:: INPUT MATERIAL

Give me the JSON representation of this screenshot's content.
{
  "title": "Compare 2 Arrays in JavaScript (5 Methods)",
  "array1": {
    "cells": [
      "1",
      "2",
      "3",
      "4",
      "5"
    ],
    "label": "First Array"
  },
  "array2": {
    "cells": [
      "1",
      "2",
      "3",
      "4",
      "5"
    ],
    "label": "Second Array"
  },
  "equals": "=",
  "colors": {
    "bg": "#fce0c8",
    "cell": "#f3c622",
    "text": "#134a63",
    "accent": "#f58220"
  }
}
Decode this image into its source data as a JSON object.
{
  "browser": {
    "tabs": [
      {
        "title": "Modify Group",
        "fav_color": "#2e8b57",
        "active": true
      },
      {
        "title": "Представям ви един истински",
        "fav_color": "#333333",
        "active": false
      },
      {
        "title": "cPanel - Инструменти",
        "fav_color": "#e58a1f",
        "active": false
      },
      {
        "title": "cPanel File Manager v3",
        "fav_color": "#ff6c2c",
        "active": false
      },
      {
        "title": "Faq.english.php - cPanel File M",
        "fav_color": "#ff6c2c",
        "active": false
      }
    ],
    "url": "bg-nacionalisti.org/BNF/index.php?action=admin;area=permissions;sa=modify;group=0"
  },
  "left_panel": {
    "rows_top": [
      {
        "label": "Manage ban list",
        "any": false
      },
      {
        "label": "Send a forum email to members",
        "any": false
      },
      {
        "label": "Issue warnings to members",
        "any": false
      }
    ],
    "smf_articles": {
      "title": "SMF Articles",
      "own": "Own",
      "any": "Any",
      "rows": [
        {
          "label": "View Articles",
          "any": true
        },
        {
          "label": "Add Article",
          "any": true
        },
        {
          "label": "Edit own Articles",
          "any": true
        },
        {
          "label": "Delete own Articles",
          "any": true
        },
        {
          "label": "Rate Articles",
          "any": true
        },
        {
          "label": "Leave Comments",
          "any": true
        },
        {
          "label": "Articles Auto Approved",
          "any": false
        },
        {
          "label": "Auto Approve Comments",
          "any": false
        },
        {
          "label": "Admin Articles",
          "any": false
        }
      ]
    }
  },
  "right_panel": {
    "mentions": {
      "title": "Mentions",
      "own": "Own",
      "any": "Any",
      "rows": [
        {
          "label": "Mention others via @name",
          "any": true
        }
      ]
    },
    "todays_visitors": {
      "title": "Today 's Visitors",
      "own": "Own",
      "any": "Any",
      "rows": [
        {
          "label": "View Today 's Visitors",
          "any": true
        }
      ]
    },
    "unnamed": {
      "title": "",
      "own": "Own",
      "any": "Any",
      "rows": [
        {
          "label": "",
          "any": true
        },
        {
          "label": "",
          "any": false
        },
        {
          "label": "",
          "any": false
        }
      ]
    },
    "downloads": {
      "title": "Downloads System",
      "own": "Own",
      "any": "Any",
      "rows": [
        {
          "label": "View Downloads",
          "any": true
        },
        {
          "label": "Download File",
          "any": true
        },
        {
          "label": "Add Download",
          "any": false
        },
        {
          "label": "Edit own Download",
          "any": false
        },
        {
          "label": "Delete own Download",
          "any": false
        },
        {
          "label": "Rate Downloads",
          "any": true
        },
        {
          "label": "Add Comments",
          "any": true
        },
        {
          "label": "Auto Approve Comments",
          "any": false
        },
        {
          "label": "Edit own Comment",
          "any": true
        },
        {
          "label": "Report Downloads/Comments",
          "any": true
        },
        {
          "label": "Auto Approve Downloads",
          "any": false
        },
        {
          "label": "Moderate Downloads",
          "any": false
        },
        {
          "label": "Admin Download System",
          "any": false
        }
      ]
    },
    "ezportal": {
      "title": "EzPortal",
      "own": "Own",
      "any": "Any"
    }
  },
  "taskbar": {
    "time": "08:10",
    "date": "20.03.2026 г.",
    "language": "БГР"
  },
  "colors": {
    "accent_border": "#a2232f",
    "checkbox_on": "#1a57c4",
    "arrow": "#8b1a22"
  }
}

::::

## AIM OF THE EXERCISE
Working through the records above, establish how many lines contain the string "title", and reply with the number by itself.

## SOLUTION
12